  • Making Vinegar. 3

    vinegar, but they must be pressed soon after freezing and before any rotting occurs.^ Contrary to the usual belief, sweet apples are not richer in sugar than sour apples; in fact, some varieties may contain less than the average quantity. The sweet taste of these apples is due not to the presence of larger quantities of sugar but to a deficiency in malic acid, the acid normally present in apples.

    Evaporated apple chops and the evaporated cores and parings obtained from apple-canning factories and apple-drying establish-ments are now used to some extent in the commercial production of vinegar.
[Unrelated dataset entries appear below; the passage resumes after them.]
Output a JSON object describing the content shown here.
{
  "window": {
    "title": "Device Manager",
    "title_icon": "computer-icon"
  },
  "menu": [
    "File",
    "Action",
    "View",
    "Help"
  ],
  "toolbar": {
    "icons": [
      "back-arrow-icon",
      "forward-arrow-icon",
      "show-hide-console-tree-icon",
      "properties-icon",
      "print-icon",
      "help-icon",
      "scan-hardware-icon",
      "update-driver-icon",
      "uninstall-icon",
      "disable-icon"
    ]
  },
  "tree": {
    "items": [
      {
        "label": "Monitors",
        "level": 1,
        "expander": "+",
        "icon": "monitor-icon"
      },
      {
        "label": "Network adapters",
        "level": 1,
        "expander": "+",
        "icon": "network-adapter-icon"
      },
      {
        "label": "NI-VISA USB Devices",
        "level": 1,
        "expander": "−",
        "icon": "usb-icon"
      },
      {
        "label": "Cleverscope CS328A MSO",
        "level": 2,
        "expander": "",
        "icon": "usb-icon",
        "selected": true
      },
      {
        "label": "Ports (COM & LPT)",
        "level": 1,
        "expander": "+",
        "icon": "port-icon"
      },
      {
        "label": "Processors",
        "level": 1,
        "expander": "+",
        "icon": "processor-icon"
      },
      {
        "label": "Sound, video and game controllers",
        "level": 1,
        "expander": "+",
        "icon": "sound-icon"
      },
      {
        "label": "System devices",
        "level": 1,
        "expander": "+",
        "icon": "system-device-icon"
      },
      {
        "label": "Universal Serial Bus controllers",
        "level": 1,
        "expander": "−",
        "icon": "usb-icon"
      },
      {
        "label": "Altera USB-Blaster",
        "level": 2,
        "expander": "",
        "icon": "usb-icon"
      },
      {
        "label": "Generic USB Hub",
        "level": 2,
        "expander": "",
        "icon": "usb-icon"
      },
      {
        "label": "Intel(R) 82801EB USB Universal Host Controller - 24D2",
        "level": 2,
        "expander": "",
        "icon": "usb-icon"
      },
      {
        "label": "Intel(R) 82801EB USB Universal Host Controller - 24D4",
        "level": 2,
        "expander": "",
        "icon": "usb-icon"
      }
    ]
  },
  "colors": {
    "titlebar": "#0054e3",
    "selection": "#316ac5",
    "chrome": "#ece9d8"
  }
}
By passing water through several successive tanks of this material it is possible to obtain a sweet solution which serves for the production of vinegar. If the dried stock used for this purpose is clean and made from sound material, vinegar of satisfactory quality may be produced in this way. Such vinegar, however, is not made from the expressed juice of apples, so that when offered for sale it must be marked to show the material from which it is made.=^

    GRAPES.

    Vinegar of unexcelled quality can be made from the grapes [Vihs mnifera) grown in Europe and on the Pacific coast of the United States. The white wine vinegar made from whole white grapes or from the pulp of purple or red grapes is excellent in quality. This must not be confused with what in commerce was formerly incor-rectly called " white wine vinegar," which is simply a spirit vinegar. Grape vinegar can compete commercially with cider vinegar only on the score of merit and if it is to be sold at a profit " it must be made in such a manner as to produce and preserve those qualities to which it owes its reputation for superiority over all other classes of vinegar "

    Grape juice contains a very much higher proportion ot sugar than apple juice; hence a much stronger vinegar can be made from it. The California Agricultural Experiment Station has shown that a ton of California grapes (20 Brix) can give on an average 150 gallons of juice, which will yield 135 gallons of vinegar containing 9.8 per cent of acetic acid. The Bureau of Chemistry has shown that vinegar of excellent quality can be made from the muscadine o-rapes grown in the Southern States. Juice from four varieties of These grapes (16.5 Brix) gave by household methods vinegar which contained an average of 6.6 per cent of acetic acid.

    ORANGES.

    The Bureau of Chemistry has shown that a very acceptable vinegar can be made from oranges, either on the household scale or on a commercial scale. Cull oranges will give a vinegar which not only is equal to the best grade of vinegar but can be made comniercially at a cost which in some markets permits competition in price with apple vinegar.

    1A R Lamb and Edith Wilson. Vinegar Fermentation and Home Production of Cider" Vinegar. Iowa Agr. Exiit. Sta. Bui. 218 (lO'J.".). p. 5.

    = TT S Dent. Agr., Food Inspection Decision 140 (l!tl2). F : T'. Bloletti. Grape Vinegar. Calif. Agr. Expt. Sta. Bui. 227 (1912), 26 pp.

  • 4 Farmers' Bulletin iJt2^.

    PEACHES.

    AVliile the average sugar content of peaclies is somewhat lower than that of apples, certain varieties contain enough sugar for vinegar making. Juicy varieties of the Carman type